Halifax, Nova Scotia — The Chief of the Land Staff, Lieutenant-General Andrew Leslie, spoke with members from Land Force Atlantic Area (LFAA) recently during a Town Hall meeting at CFB Halifax.
“It’s a good time to be a soldier. Our nation has once again asked us—asked you—to step up to the plate,” LGen Leslie said, referring to government orders to deploy to Haiti after it was devastated by a category seven earthquake.
At a time when the Army is fully engaged in international and domestic operations, LGen Leslie praised soldiers for their hard work and unwavering dedication. He talked at length about the route and procedures that casualties coming home from Afghanistan go through, saying he would spare no expense to look after their needs.
The CLS explained the importance of prudent fiscal management. Although the DND/CF budget has not been cut, fiscal responsibility for foreign and domestic operations will fall strictly under the defence budget. In this context, hard decisions will have to be made within the Army. Funding adjustments are being spread across the Army to ensure that key priorities are met. In order to achieve this, the Army will:
- reduce planned activities and training for soldiers not immediately preparing for operations;
- delay non-urgent maintenance and repair of infrastructure and equipment;
- delay procurement of non-essential items, including some commercial vehicles;
- reduce administrative travel and conferences;
- reduce information technology expenditures on items such as computers and cell phones; and
- reduce the number of full-time Reservists.
The number of full-time Class B Reservists has increased significantly in the past several years to near historic highs. There were approximately 3,430 Class B Reservists working with the Army in November 2008. In November 2009, this number had increased to about 4,750. The Army will reduce this number by about 300 in the short term. The CLS reassured Reservists that they are all doing a wonderful and meaningful job. Notwithstanding, cuts have been made and more are possible, as the Army prioritizes and reallocates funding.
Opportunities for leaders in Regular Force
There is good news for those who want to serve and advance in the Regular Force.
“What I’m really after are folks just like you,” stated the general.
Due to the rapid growth of the Regular Force from 19,000 to 24,000 members, the Army finds itself facing a shortage of candidates for leadership positions—from sergeants and above in the senior non-commissioned ranks and majors within the officer-commissioned ranks.
“These shortages are felt within battalions and regiments, in the field units and formations.

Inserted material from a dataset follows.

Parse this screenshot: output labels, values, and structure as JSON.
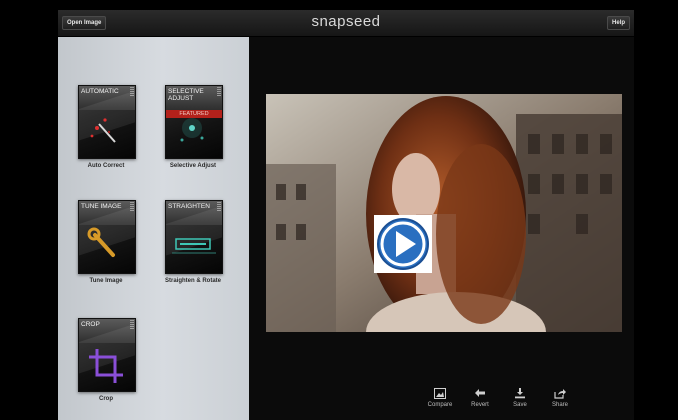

And what do I see before me? I see experienced leaders, so why don’t you join the Regular Force?”
“Seriously,” he continued, “I’m over 600 officers short—captain and above. I’m 800 senior NCOs short. Join the Regular Force. Will I post you? Yeah, right away. Will you go to a battalion? Oh yeah. Or school or brigade, guaranteed—that’s where we’re short.
“We’ve got lots of young soldiers who are keen to serve, but they need wisdom. They need experience and they need that grizzled maturity.”
Where is the Army heading?
“The Army is going to continue to be a medium-weight force—essentially balanced in the centre of the spectrum of conflict—able to ramp up with certain, limited elements of heavy hitters—main battle tanks, and the like—focused on the centre with the LAV [light armoured vehicle] and all those associated capabilities. And, of course, able to respond to more benign humanitarian missions on short notice, because of their excellence in training.”
Cpl Felicia MacDonald of 3 Intelligence Company, Halifax, liked what she heard.
“I thought that he [the CLS] answered a lot of the questions very specifically. He gave a lot of detailed information that I think a lot of members, both Regular Force and Reserve members, needed to hear.”
Article and photos by Sergeant Todd Berry, Army News, Halifax